======== Records to use ========

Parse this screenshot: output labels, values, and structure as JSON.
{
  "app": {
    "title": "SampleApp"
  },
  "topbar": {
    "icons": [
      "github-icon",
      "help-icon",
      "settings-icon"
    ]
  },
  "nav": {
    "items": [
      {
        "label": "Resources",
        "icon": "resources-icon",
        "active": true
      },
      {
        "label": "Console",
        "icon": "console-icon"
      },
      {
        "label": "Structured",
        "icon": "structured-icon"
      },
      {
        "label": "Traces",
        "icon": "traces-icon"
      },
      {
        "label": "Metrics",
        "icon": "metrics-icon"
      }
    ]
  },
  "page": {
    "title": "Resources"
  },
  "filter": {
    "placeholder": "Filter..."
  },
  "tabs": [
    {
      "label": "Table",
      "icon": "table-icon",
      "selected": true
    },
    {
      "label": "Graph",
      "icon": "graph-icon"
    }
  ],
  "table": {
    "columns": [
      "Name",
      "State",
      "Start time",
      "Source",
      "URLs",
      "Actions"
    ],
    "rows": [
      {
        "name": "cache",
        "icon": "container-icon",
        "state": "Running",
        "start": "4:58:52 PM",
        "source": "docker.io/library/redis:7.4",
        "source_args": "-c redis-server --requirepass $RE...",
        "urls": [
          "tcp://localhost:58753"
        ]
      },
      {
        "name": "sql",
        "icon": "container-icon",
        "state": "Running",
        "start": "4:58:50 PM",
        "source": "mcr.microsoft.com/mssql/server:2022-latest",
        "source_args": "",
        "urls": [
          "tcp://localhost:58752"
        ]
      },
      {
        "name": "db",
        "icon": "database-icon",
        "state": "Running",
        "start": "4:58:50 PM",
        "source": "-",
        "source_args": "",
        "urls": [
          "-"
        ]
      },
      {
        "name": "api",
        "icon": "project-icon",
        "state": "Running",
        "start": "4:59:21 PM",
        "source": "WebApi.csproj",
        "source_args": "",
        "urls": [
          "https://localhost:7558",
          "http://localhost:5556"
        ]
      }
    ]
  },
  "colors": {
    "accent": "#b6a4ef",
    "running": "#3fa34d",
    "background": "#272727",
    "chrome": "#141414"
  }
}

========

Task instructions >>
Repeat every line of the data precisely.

Response area >>
Parse this screenshot: output labels, values, and structure as JSON.
{
  "app": {
    "title": "SampleApp"
  },
  "topbar": {
    "icons": [
      "github-icon",
      "help-icon",
      "settings-icon"
    ]
  },
  "nav": {
    "items": [
      {
        "label": "Resources",
        "icon": "resources-icon",
        "active": true
      },
      {
        "label": "Console",
        "icon": "console-icon"
      },
      {
        "label": "Structured",
        "icon": "structured-icon"
      },
      {
        "label": "Traces",
        "icon": "traces-icon"
      },
      {
        "label": "Metrics",
        "icon": "metrics-icon"
      }
    ]
  },
  "page": {
    "title": "Resources"
  },
  "filter": {
    "placeholder": "Filter..."
  },
  "tabs": [
    {
      "label": "Table",
      "icon": "table-icon",
      "selected": true
    },
    {
      "label": "Graph",
      "icon": "graph-icon"
    }
  ],
  "table": {
    "columns": [
      "Name",
      "State",
      "Start time",
      "Source",
      "URLs",
      "Actions"
    ],
    "rows": [
      {
        "name": "cache",
        "icon": "container-icon",
        "state": "Running",
        "start": "4:58:52 PM",
        "source": "docker.io/library/redis:7.4",
        "source_args": "-c redis-server --requirepass $RE...",
        "urls": [
          "tcp://localhost:58753"
        ]
      },
      {
        "name": "sql",
        "icon": "container-icon",
        "state": "Running",
        "start": "4:58:50 PM",
        "source": "mcr.microsoft.com/mssql/server:2022-latest",
        "source_args": "",
        "urls": [
          "tcp://localhost:58752"
        ]
      },
      {
        "name": "db",
        "icon": "database-icon",
        "state": "Running",
        "start": "4:58:50 PM",
        "source": "-",
        "source_args": "",
        "urls": [
          "-"
        ]
      },
      {
        "name": "api",
        "icon": "project-icon",
        "state": "Running",
        "start": "4:59:21 PM",
        "source": "WebApi.csproj",
        "source_args": "",
        "urls": [
          "https://localhost:7558",
          "http://localhost:5556"
        ]
      }
    ]
  },
  "colors": {
    "accent": "#b6a4ef",
    "running": "#3fa34d",
    "background": "#272727",
    "chrome": "#141414"
  }
}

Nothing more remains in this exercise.